All entries should be copied exactly, none left out.
[[ RECORDS open ]]
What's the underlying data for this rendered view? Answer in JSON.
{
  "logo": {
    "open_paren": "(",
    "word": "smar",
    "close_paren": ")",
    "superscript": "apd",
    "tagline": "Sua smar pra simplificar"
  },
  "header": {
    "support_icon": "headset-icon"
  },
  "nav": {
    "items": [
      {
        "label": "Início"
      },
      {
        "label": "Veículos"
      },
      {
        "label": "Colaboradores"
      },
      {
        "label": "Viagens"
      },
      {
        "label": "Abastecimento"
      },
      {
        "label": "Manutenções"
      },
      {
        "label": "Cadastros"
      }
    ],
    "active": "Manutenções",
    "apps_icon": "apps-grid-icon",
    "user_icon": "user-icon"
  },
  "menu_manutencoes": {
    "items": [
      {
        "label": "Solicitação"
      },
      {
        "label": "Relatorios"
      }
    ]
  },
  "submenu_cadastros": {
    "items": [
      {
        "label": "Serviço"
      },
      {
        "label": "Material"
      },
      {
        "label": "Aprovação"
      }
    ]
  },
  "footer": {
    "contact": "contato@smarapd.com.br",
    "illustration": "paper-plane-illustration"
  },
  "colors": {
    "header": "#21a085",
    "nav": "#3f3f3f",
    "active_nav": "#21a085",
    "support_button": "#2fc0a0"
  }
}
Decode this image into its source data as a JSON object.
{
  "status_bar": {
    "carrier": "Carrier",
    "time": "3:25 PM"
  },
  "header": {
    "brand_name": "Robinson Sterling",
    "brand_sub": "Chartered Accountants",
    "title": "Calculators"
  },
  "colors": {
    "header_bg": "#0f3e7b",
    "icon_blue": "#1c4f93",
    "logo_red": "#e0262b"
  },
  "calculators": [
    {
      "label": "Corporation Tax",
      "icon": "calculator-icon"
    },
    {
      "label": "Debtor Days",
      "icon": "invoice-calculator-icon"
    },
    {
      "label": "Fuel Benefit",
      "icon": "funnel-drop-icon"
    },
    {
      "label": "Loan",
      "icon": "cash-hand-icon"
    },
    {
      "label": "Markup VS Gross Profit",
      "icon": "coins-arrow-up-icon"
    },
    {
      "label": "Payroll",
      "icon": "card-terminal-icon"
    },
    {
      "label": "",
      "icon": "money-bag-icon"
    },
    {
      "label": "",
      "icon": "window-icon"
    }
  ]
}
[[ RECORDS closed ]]
### OUTPUT BELOW:
What's the underlying data for this rendered view? Answer in JSON.
{
  "logo": {
    "open_paren": "(",
    "word": "smar",
    "close_paren": ")",
    "superscript": "apd",
    "tagline": "Sua smar pra simplificar"
  },
  "header": {
    "support_icon": "headset-icon"
  },
  "nav": {
    "items": [
      {
        "label": "Início"
      },
      {
        "label": "Veículos"
      },
      {
        "label": "Colaboradores"
      },
      {
        "label": "Viagens"
      },
      {
        "label": "Abastecimento"
      },
      {
        "label": "Manutenções"
      },
      {
        "label": "Cadastros"
      }
    ],
    "active": "Manutenções",
    "apps_icon": "apps-grid-icon",
    "user_icon": "user-icon"
  },
  "menu_manutencoes": {
    "items": [
      {
        "label": "Solicitação"
      },
      {
        "label": "Relatorios"
      }
    ]
  },
  "submenu_cadastros": {
    "items": [
      {
        "label": "Serviço"
      },
      {
        "label": "Material"
      },
      {
        "label": "Aprovação"
      }
    ]
  },
  "footer": {
    "contact": "contato@smarapd.com.br",
    "illustration": "paper-plane-illustration"
  },
  "colors": {
    "header": "#21a085",
    "nav": "#3f3f3f",
    "active_nav": "#21a085",
    "support_button": "#2fc0a0"
  }
}
Decode this image into its source data as a JSON object.
{
  "status_bar": {
    "carrier": "Carrier",
    "time": "3:25 PM"
  },
  "header": {
    "brand_name": "Robinson Sterling",
    "brand_sub": "Chartered Accountants",
    "title": "Calculators"
  },
  "colors": {
    "header_bg": "#0f3e7b",
    "icon_blue": "#1c4f93",
    "logo_red": "#e0262b"
  },
  "calculators": [
    {
      "label": "Corporation Tax",
      "icon": "calculator-icon"
    },
    {
      "label": "Debtor Days",
      "icon": "invoice-calculator-icon"
    },
    {
      "label": "Fuel Benefit",
      "icon": "funnel-drop-icon"
    },
    {
      "label": "Loan",
      "icon": "cash-hand-icon"
    },
    {
      "label": "Markup VS Gross Profit",
      "icon": "coins-arrow-up-icon"
    },
    {
      "label": "Payroll",
      "icon": "card-terminal-icon"
    },
    {
      "label": "",
      "icon": "money-bag-icon"
    },
    {
      "label": "",
      "icon": "window-icon"
    }
  ]
}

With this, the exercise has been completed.